    That is no doubt true, I was thinking more about the amount of resources and energy used to make the thing in the first place, and trying to do a comparison between that and a few years of running a tap and using washing up liquid. Indeed, that is part of my long running discussion with the management re dishwashers.
  7. eco-efficient-houseboatchanger this been on before?

    A propos of dishwashers, may I quote you to Mrs Stilllearning? She wants one and I consider them to be the work of the devil and very environmentally unfriendly.
  8. Engine mounts

    Having checked whether there are any loose nuts on the mounts, it may be worth running the engine, then put it in gear, and rev it a little bit. If the rattle disappears it could be a slightly tired drive plate.
  9. Some great engines

    Absolutely fascinating and something I had never heard of before, thanks for the link.
  10. Oh dear

    Patrimoine means an awful lot of things in French. I looked up the French Wikipedia page and the disambiguation - what a fine word - page lists cultural, legal, economic, medical and environmental headings. The town we live in has a UNESCO designation for patrimoine immatériel. The width of uses of heritage can devalue it and lead to it getting negative connotations. IMHO of course.
  11. Oh dear

    Heritage, it seems to me, has become a convenient word to use in conjunction with a wide variety of products (heritage carrots), historical places or things, and the tourist industry. Often someone else's idea of "heritage" and designated as such by some bright spark in an office who thinks something is cool and thus heritage. Rant over.
  12. Oh dear

    Heritage is an unfortunate word sometimes but finding accurate alternatives can be difficult. Here in France the word "patrimoine" is translated (by me, at least) as heritage. Patrimoine doesn't seem to have the same negative connotations as heritage has acquired in the U.K.
  13. Historic Boats for sale online

    Memo to self, buy a lottery ticket today.
  14. Wood burning stoves to be banned in London

    Sometimes the profoundness of this part of France can be extreme. We live on the main square in a small market town, and on a Sunday afternoon everywhere is closed: when a car from out of town drives in and does a circuit of the fountain, clearly looking at the bar and the two restaurants and hoping for a drink or meal, we calculate that the nearest place open might be Limoges at 45 kms, but we wouldn't bet on it.
  15. Wood burning stoves to be banned in London

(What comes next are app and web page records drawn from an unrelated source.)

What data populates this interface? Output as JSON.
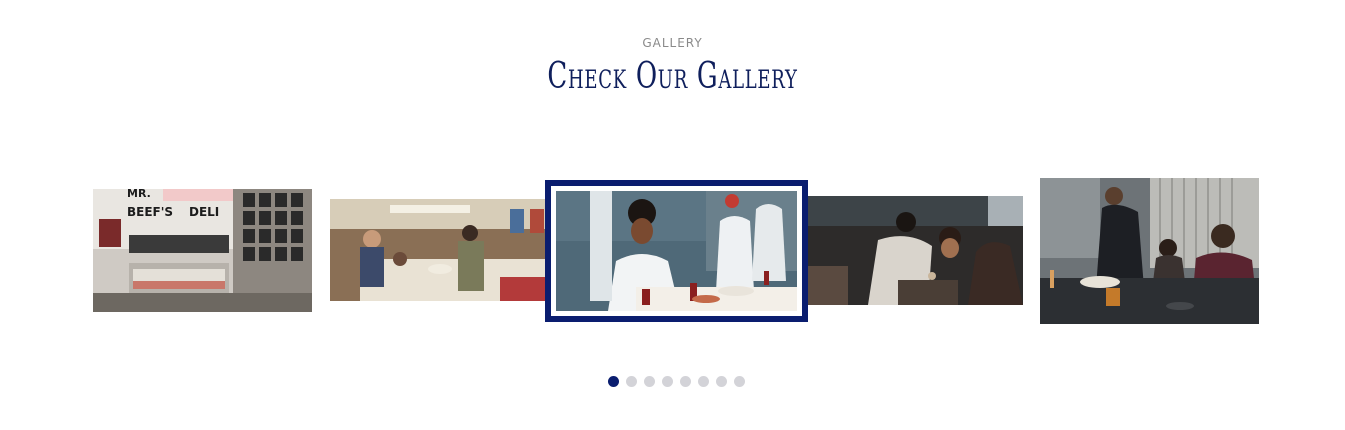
{
  "gallery": {
    "eyebrow": "GALLERY",
    "title": "Check Our Gallery",
    "images": [
      {
        "subject": "deli storefront with photo wall and display case",
        "sign": "MR. BEEF'S DELI"
      },
      {
        "subject": "family dinner at a long table"
      },
      {
        "subject": "chef in white jacket plating in a kitchen",
        "active": true
      },
      {
        "subject": "diners at a restaurant table"
      },
      {
        "subject": "waiter serving a fine-dining table"
      }
    ],
    "pagination": {
      "count": 8,
      "active_index": 0
    }
  },
  "colors": {
    "accent": "#0a1d6f",
    "title": "#0f1f5c",
    "dot_inactive": "#d3d3d8",
    "eyebrow": "#8a8a8a"
  }
}
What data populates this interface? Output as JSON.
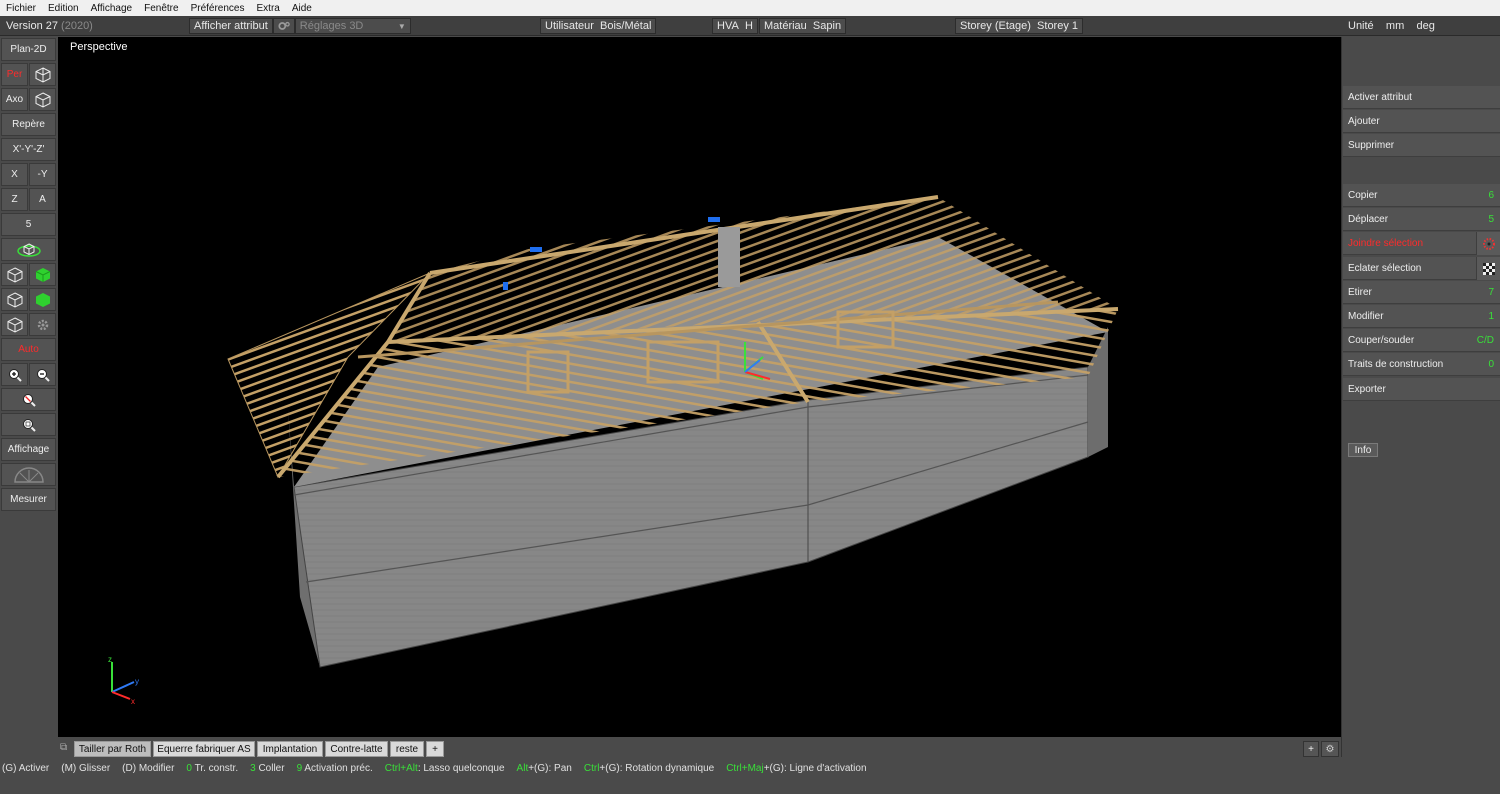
{
  "menu": [
    "Fichier",
    "Edition",
    "Affichage",
    "Fenêtre",
    "Préférences",
    "Extra",
    "Aide"
  ],
  "toolbar": {
    "version": "Version 27",
    "version_year": "(2020)",
    "afficher_attribut": "Afficher attribut",
    "reglages_3d": "Réglages 3D",
    "utilisateur_label": "Utilisateur",
    "utilisateur_value": "Bois/Métal",
    "hva_label": "HVA",
    "hva_value": "H",
    "materiau_label": "Matériau",
    "materiau_value": "Sapin",
    "storey_label": "Storey (Etage)",
    "storey_value": "Storey 1",
    "unite_label": "Unité",
    "unit_length": "mm",
    "unit_angle": "deg"
  },
  "left": {
    "plan2d": "Plan-2D",
    "per": "Per",
    "axo": "Axo",
    "repere": "Repère",
    "xyz": "X'-Y'-Z'",
    "x": "X",
    "my": "-Y",
    "z": "Z",
    "a": "A",
    "five": "5",
    "auto": "Auto",
    "affichage": "Affichage",
    "mesurer": "Mesurer"
  },
  "viewport": {
    "label": "Perspective",
    "axis_z": "z",
    "axis_y": "y",
    "axis_x": "x"
  },
  "right": {
    "activer_attribut": "Activer attribut",
    "ajouter": "Ajouter",
    "supprimer": "Supprimer",
    "copier": "Copier",
    "copier_key": "6",
    "deplacer": "Déplacer",
    "deplacer_key": "5",
    "joindre": "Joindre sélection",
    "eclater": "Eclater sélection",
    "etirer": "Etirer",
    "etirer_key": "7",
    "modifier": "Modifier",
    "modifier_key": "1",
    "couper": "Couper/souder",
    "couper_key": "C/D",
    "traits": "Traits de construction",
    "traits_key": "0",
    "exporter": "Exporter",
    "info": "Info"
  },
  "tabs": [
    "Tailler par Roth",
    "Equerre fabriquer AS",
    "Implantation",
    "Contre-latte",
    "reste",
    "+"
  ],
  "tabs_right": [
    "+",
    "⚙"
  ],
  "status": [
    {
      "key": "(G)",
      "text": "Activer"
    },
    {
      "key": "(M)",
      "text": "Glisser"
    },
    {
      "key": "(D)",
      "text": "Modifier"
    },
    {
      "gkey": "0",
      "text": "Tr. constr."
    },
    {
      "gkey": "3",
      "text": "Coller"
    },
    {
      "gkey": "9",
      "text": "Activation préc."
    },
    {
      "gkey": "Ctrl+Alt",
      "text": ": Lasso quelconque"
    },
    {
      "gkey": "Alt",
      "text": "+(G): Pan"
    },
    {
      "gkey": "Ctrl",
      "text": "+(G): Rotation dynamique"
    },
    {
      "gkey": "Ctrl+Maj",
      "text": "+(G): Ligne d'activation"
    }
  ],
  "colors": {
    "wood": "#b8965f",
    "wall": "#8a8a8a",
    "background": "#000000",
    "accent_green": "#39e039",
    "accent_red": "#ff2b2b"
  }
}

    As has been noted, the potential banning of wood burners in London is a publicity grab by the Mayor, so no surprise there. Reducing the pollution from road traffic would be a much more achievable target to aim for and be much better for public health. Cars that stop and start all by themselves are becoming more common even in this peaceful backwater in La France Profonde, and no doubt they are wonderful. The nearest thing to a traffic jam or a queue at a traffic light around here is to be found in Limoges - where by the way, there are trolley buses - and on our most recent visit there we didn't witness any of that Parisian hornblowing. Life here is much more peaceful and slow, to the extent that when arriving at a country T junction it is normal to stop and let a car on the "main" road - main being a relative term - go past, even if said car was as much as 300 metres away when first seen. Wood burning stoves are the norm here, as heating by wood has been calculated as being about a quarter the cost per kilowatt hour of the cost of electric. After all, wood does grow on trees, whereas electricity doesn't.